Color blindness is an often misunderstood condition. Many assume because of its name that “color blind” means a person can only see in black and white. In actuality, the vast majority of people with color blindness do see color, but they see a much narrower range of color. It is estimated that a person with normal color vision can see up to 1 million distinct shades of color, but a person who is color blind may see as few as just 10 thousand colors (1% of the normal range).
Images that simulate color blindness, like the ones in this blog, can give an impression to people with normal color vision what it might be like to see the world through the eyes of a color blind person, however these simulations actually fail to give a realistic understanding of the actual first person experience.
So, what are the actual effects of color blindness on vision? The primary symptom that color blind people experience is color confusion.

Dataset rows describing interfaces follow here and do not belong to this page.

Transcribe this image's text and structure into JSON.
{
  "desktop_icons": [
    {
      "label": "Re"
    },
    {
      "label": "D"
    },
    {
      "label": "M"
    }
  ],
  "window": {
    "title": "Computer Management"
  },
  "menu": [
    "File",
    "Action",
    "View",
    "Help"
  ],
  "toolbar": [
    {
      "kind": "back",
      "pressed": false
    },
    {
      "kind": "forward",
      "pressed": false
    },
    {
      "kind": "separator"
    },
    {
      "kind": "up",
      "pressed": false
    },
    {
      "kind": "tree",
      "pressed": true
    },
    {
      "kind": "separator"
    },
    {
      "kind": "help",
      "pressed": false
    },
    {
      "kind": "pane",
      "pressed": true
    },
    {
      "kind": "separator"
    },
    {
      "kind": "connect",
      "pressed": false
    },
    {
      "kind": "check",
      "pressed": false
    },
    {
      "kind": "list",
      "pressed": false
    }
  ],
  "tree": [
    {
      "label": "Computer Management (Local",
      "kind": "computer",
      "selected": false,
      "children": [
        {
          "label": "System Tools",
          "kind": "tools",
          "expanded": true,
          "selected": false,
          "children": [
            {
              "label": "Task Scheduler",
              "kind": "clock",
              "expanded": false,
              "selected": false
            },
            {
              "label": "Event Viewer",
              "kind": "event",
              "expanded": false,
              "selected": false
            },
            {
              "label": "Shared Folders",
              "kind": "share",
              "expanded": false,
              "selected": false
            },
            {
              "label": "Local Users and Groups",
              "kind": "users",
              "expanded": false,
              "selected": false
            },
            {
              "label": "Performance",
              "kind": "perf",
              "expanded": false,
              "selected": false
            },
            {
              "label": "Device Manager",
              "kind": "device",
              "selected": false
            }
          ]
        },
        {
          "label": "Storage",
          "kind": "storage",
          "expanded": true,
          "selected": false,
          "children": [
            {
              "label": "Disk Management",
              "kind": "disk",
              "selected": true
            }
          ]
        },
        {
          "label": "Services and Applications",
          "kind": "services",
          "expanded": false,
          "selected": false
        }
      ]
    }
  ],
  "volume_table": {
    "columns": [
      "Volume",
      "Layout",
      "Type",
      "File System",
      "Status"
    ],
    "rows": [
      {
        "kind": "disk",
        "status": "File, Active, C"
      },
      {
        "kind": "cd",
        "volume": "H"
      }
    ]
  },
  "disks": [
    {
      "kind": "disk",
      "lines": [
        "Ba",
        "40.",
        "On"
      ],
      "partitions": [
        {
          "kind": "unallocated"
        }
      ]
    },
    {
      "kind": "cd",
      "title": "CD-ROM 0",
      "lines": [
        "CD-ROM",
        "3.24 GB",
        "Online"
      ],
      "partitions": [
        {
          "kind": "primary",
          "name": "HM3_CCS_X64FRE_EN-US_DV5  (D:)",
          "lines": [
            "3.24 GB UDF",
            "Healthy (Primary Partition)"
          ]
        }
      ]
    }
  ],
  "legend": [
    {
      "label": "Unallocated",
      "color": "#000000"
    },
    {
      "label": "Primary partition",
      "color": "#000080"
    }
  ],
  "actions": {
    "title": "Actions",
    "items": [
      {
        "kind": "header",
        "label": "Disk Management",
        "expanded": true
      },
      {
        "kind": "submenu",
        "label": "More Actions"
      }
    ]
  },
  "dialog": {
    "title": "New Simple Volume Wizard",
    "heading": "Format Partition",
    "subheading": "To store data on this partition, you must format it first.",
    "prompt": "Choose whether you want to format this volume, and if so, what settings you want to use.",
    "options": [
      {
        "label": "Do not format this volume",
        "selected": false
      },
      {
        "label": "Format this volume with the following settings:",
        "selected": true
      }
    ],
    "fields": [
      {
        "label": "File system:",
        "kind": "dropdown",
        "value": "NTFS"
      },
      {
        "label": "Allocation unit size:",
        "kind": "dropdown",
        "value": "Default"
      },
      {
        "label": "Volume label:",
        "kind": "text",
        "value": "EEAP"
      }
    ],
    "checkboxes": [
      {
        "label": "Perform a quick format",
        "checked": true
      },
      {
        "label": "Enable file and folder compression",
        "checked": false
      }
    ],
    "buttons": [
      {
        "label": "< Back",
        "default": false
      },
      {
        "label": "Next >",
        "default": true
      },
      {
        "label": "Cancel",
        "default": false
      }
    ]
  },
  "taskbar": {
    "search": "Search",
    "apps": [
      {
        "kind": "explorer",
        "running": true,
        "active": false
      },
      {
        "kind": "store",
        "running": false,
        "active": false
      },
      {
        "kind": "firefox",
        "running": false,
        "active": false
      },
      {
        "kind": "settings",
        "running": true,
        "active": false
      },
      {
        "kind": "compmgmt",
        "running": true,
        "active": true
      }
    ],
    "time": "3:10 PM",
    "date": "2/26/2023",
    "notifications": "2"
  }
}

Put simply, color confusion is when someone mistakenly identifies a color, for example calling something orange when it is actually green.